For 10 years or so, I regularly gave lectures to Israeli army units on the need for a free press in a democracy. It was my army reserve duty, in the army’s Education Corps. The qualifications for such duty, as a graduate school professor said when he told me to apply, were “higher education and a low medical profile.”

So I spoke before officers and mechanics, tank crews and pilots, and often to infantrymen serving in the West Bank. As soldiers they feel uncomfortable with journalists watching them, I explained, but as citizens they needed the media to shine light on the government’s actions — including its military operations. A subtext was that it was a dumb idea to stick your hand over a photographer’s lens. I don’t know if my civics lessons had any effect, but I was impressed that the army wanted them.

Prime Minister Benjamin Netanyahu’s government, on the other hand, thinks it’s a great idea to put the heavy hand of the law over every lens pointed at Israeli soldiers. On Sunday, a committee of cabinet ministers  (half from Netanyahu’s Likud party) voted to support a bill that would outlaw photographing confrontations between soldiers and Palestinians.

The bill explicitly says it’s aimed at Israeli groups such as Breaking the Silence and B’Tselem that report human rights violations in the occupied territories. In the West Bank, foreign television networks have provided cameras to locals for years to gain more footage and improve reporting. B’Tselem has equipped and trained 200 Palestinians to use cameras to boost monitoring of rights violations.

A spokesman for right-wing lawmaker Robert Ilatov, the bill’s author, says it wouldn’t apply to mainstream journalists. This provides zero comfort. Citizen journalists with their cellphones have played a crucial role in revealing abuses by governments and businesses. They, and human rights groups, are a valuable source for news organizations. And freedom of the press vanishes when a government gets to decide who is a legitimate journalist and who isn’t.

Another weak reassurance: The governing coalition has objected to the original bill and plans to water it down so that it merely bans interfering with soldiers in the line of duty. Yet in the hands of an aggressive prosecutor and a cooperative court, the vaguer language could still be used against an Israeli activist or a Palestinian with a video camera. The threat to the free flow of information will be softened but not eliminated.

The bill, let me stress, fits a larger context. The core right-wing parties in Netanyahu’s coalition have waged a long, public and legislative campaign against groups whose original and primary aim is to inform Israelis about what their government is doing in the occupied territories. Netanyahu personally has sought control over the media to ensure flattering coverage of himself. The combined goal is to protect policies and politicians by limiting or distorting what voters know.

Another example from this week: The front page of the daily Israel Hayom on Sunday blared the “scoop” that the European Union was funding a project from Breaking the Silence and two other human rights groups to take legal action against individual Israeli soldiers for military actions meant to prevent terror. The purported revelation, it turned out, was based on a bad translation of the groups’ funding request in English.

The story, in short, fit one of the right’s standard lines of attack on human rights groups: that they are out to get Israeli soldiers.
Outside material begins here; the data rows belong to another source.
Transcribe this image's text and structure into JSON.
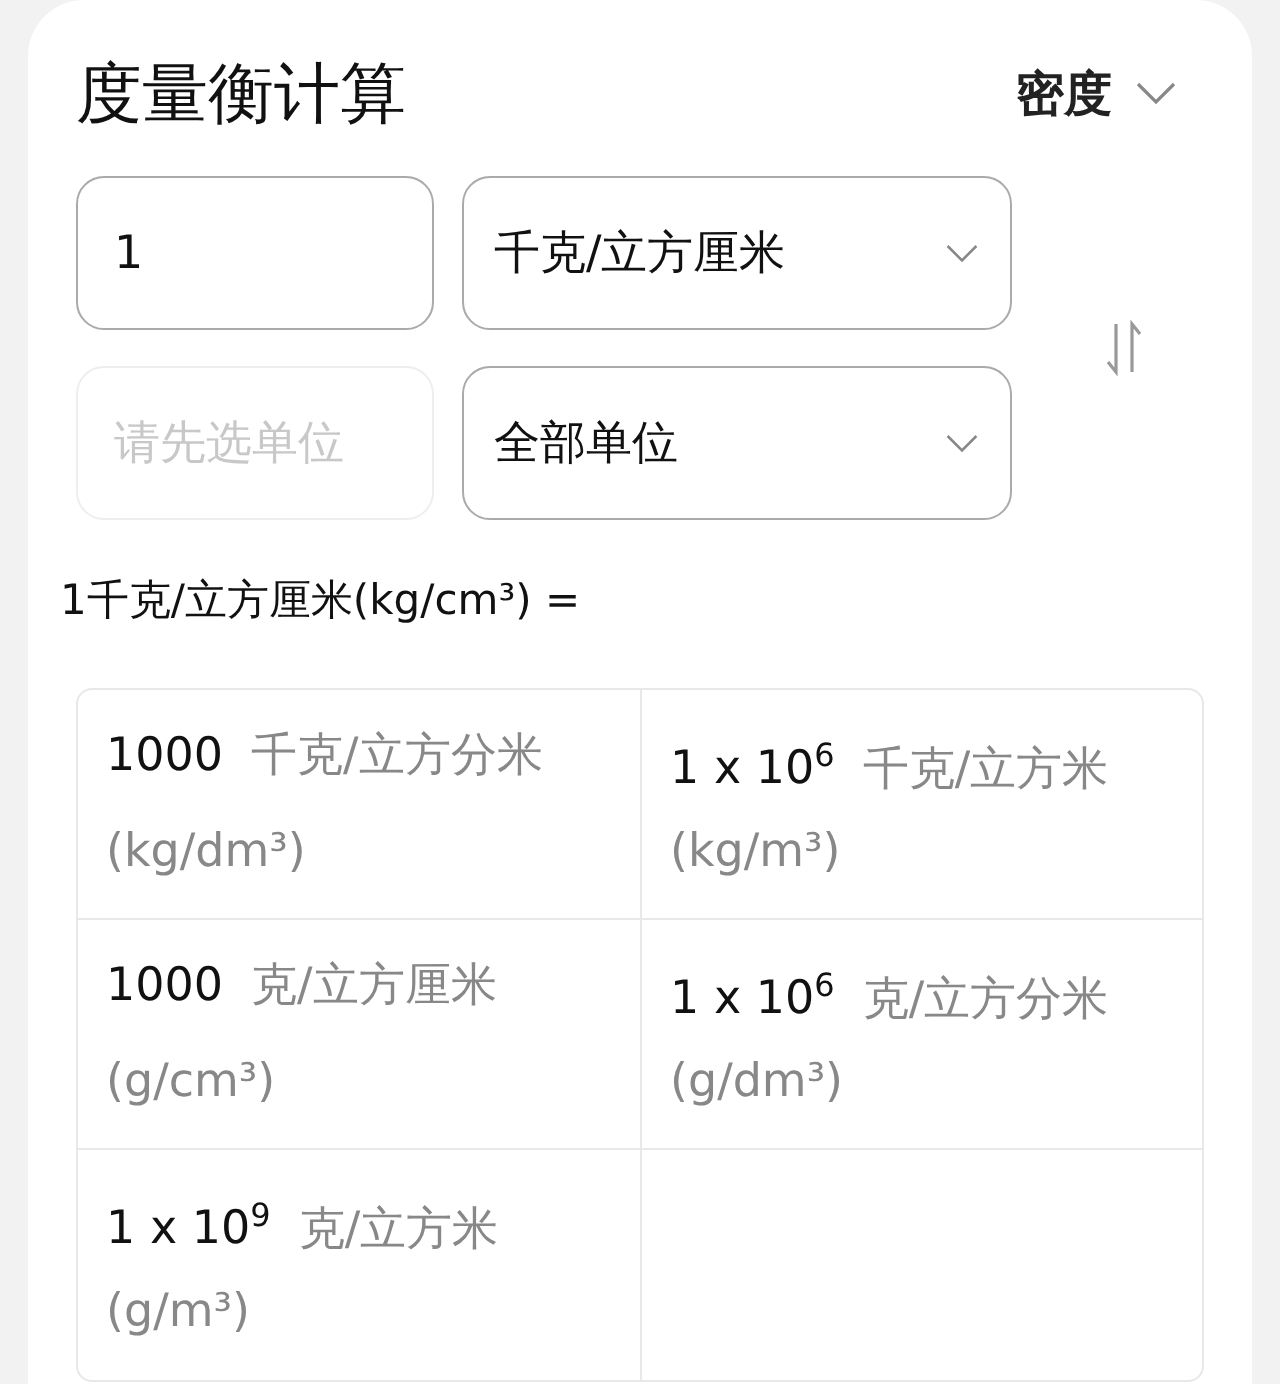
{
  "header": {
    "title": "度量衡计算",
    "category": {
      "label": "密度"
    }
  },
  "input": {
    "value": "1",
    "unit": "千克/立方厘米"
  },
  "output": {
    "placeholder": "请先选单位",
    "disabled": true,
    "unit": "全部单位"
  },
  "result_label": "1千克/立方厘米(kg/cm³) =",
  "results": [
    {
      "value": "1000",
      "unit_name": "千克/立方分米",
      "unit_symbol": "(kg/dm³)"
    },
    {
      "value": "1 x 10$^{6}$",
      "unit_name": "千克/立方米",
      "unit_symbol": "(kg/m³)"
    },
    {
      "value": "1000",
      "unit_name": "克/立方厘米",
      "unit_symbol": "(g/cm³)"
    },
    {
      "value": "1 x 10$^{6}$",
      "unit_name": "克/立方分米",
      "unit_symbol": "(g/dm³)"
    },
    {
      "value": "1 x 10$^{9}$",
      "unit_name": "克/立方米",
      "unit_symbol": "(g/m³)"
    }
  ]
}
The charge is particularly bizarre when aimed at Breaking the Silence, a veterans’ group that collects soldiers’ testimonies about their service and jealously guards their anonymity. The aim is for citizens to judge the policy of occupation, not the foot soldiers caught up in it.

Israel Hayom puts Fox News to shame as propaganda pretending to be journalism. American billionaire and Netanyahu supporter Sheldon Adelson owns the tabloid, which circulates for free amid losses. It functions as a daily message sheet for Netanyahu. Last year, under the pressure of a freedom of information order, the prime minister admitted that he spoke with the paper’s previous editor almost daily during elections in 2013.

Netanyahu wants similar treatment on the air. On his watch the government shut its BBC-style television and radio station and opened a new public broadcasting corporation. He supports a law (now on hold due to a legal challenge) to spin off its news operation, apparently hoping to gain more control over its reporting. Besides that, three of the police investigations against the prime minister involve allegations that he used, or tried to use, government favors in return for favorable coverage.

In their own perverse way, Netanyahu and his allies are paying the compliment that illiberal leaders always pay to a free press. They fear a better-informed public. They fear the uncovered lens.